_Task instructions_: Below are some entries; set them all down exactly.

_Given records_:
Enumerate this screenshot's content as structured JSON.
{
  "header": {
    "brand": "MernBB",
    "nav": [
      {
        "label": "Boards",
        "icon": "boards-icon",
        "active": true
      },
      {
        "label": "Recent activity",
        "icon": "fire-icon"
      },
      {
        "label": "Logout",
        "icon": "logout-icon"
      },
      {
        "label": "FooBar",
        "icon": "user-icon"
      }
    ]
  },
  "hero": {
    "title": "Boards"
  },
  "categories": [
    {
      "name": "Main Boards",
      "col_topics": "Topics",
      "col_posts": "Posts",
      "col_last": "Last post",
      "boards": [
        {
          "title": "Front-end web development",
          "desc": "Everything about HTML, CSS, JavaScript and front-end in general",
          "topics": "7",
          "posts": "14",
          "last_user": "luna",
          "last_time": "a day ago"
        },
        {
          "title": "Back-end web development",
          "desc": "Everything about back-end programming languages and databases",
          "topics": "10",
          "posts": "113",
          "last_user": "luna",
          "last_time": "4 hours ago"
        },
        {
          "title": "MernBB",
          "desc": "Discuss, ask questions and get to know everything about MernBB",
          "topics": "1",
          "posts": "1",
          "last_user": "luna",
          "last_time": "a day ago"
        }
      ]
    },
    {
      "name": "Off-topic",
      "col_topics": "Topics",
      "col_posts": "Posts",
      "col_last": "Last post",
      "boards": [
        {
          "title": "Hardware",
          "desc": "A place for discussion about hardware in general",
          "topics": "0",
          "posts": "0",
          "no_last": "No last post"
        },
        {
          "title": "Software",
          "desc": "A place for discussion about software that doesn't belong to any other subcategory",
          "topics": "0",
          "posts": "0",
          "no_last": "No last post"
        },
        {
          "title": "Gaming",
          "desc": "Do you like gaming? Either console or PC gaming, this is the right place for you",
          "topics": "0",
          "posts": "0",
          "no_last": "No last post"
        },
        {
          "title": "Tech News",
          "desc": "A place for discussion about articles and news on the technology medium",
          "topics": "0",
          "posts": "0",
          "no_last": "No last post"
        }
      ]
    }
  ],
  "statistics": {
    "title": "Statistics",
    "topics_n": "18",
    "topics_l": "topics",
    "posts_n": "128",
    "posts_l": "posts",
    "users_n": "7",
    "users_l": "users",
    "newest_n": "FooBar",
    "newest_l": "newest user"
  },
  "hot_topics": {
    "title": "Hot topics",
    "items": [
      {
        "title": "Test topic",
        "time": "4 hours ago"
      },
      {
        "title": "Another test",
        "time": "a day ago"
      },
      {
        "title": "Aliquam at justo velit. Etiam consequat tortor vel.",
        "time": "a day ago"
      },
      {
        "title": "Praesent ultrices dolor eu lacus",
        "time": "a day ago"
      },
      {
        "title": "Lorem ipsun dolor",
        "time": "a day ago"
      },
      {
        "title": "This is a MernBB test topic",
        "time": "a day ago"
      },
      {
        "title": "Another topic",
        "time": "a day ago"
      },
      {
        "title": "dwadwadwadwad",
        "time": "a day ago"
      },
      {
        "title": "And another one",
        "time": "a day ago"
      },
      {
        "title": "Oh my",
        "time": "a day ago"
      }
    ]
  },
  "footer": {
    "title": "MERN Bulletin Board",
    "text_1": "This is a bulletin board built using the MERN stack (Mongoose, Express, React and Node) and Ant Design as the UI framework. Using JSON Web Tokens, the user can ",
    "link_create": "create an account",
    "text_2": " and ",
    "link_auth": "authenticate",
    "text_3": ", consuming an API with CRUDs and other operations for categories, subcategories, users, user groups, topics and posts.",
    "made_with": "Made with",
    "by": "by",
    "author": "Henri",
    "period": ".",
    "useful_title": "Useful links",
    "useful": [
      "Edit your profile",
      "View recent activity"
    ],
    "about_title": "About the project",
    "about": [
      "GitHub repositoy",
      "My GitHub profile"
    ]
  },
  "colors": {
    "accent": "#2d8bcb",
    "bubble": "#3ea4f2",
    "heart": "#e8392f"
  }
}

_Result below_:
Enumerate this screenshot's content as structured JSON.
{
  "header": {
    "brand": "MernBB",
    "nav": [
      {
        "label": "Boards",
        "icon": "boards-icon",
        "active": true
      },
      {
        "label": "Recent activity",
        "icon": "fire-icon"
      },
      {
        "label": "Logout",
        "icon": "logout-icon"
      },
      {
        "label": "FooBar",
        "icon": "user-icon"
      }
    ]
  },
  "hero": {
    "title": "Boards"
  },
  "categories": [
    {
      "name": "Main Boards",
      "col_topics": "Topics",
      "col_posts": "Posts",
      "col_last": "Last post",
      "boards": [
        {
          "title": "Front-end web development",
          "desc": "Everything about HTML, CSS, JavaScript and front-end in general",
          "topics": "7",
          "posts": "14",
          "last_user": "luna",
          "last_time": "a day ago"
        },
        {
          "title": "Back-end web development",
          "desc": "Everything about back-end programming languages and databases",
          "topics": "10",
          "posts": "113",
          "last_user": "luna",
          "last_time": "4 hours ago"
        },
        {
          "title": "MernBB",
          "desc": "Discuss, ask questions and get to know everything about MernBB",
          "topics": "1",
          "posts": "1",
          "last_user": "luna",
          "last_time": "a day ago"
        }
      ]
    },
    {
      "name": "Off-topic",
      "col_topics": "Topics",
      "col_posts": "Posts",
      "col_last": "Last post",
      "boards": [
        {
          "title": "Hardware",
          "desc": "A place for discussion about hardware in general",
          "topics": "0",
          "posts": "0",
          "no_last": "No last post"
        },
        {
          "title": "Software",
          "desc": "A place for discussion about software that doesn't belong to any other subcategory",
          "topics": "0",
          "posts": "0",
          "no_last": "No last post"
        },
        {
          "title": "Gaming",
          "desc": "Do you like gaming? Either console or PC gaming, this is the right place for you",
          "topics": "0",
          "posts": "0",
          "no_last": "No last post"
        },
        {
          "title": "Tech News",
          "desc": "A place for discussion about articles and news on the technology medium",
          "topics": "0",
          "posts": "0",
          "no_last": "No last post"
        }
      ]
    }
  ],
  "statistics": {
    "title": "Statistics",
    "topics_n": "18",
    "topics_l": "topics",
    "posts_n": "128",
    "posts_l": "posts",
    "users_n": "7",
    "users_l": "users",
    "newest_n": "FooBar",
    "newest_l": "newest user"
  },
  "hot_topics": {
    "title": "Hot topics",
    "items": [
      {
        "title": "Test topic",
        "time": "4 hours ago"
      },
      {
        "title": "Another test",
        "time": "a day ago"
      },
      {
        "title": "Aliquam at justo velit. Etiam consequat tortor vel.",
        "time": "a day ago"
      },
      {
        "title": "Praesent ultrices dolor eu lacus",
        "time": "a day ago"
      },
      {
        "title": "Lorem ipsun dolor",
        "time": "a day ago"
      },
      {
        "title": "This is a MernBB test topic",
        "time": "a day ago"
      },
      {
        "title": "Another topic",
        "time": "a day ago"
      },
      {
        "title": "dwadwadwadwad",
        "time": "a day ago"
      },
      {
        "title": "And another one",
        "time": "a day ago"
      },
      {
        "title": "Oh my",
        "time": "a day ago"
      }
    ]
  },
  "footer": {
    "title": "MERN Bulletin Board",
    "text_1": "This is a bulletin board built using the MERN stack (Mongoose, Express, React and Node) and Ant Design as the UI framework. Using JSON Web Tokens, the user can ",
    "link_create": "create an account",
    "text_2": " and ",
    "link_auth": "authenticate",
    "text_3": ", consuming an API with CRUDs and other operations for categories, subcategories, users, user groups, topics and posts.",
    "made_with": "Made with",
    "by": "by",
    "author": "Henri",
    "period": ".",
    "useful_title": "Useful links",
    "useful": [
      "Edit your profile",
      "View recent activity"
    ],
    "about_title": "About the project",
    "about": [
      "GitHub repositoy",
      "My GitHub profile"
    ]
  },
  "colors": {
    "accent": "#2d8bcb",
    "bubble": "#3ea4f2",
    "heart": "#e8392f"
  }
}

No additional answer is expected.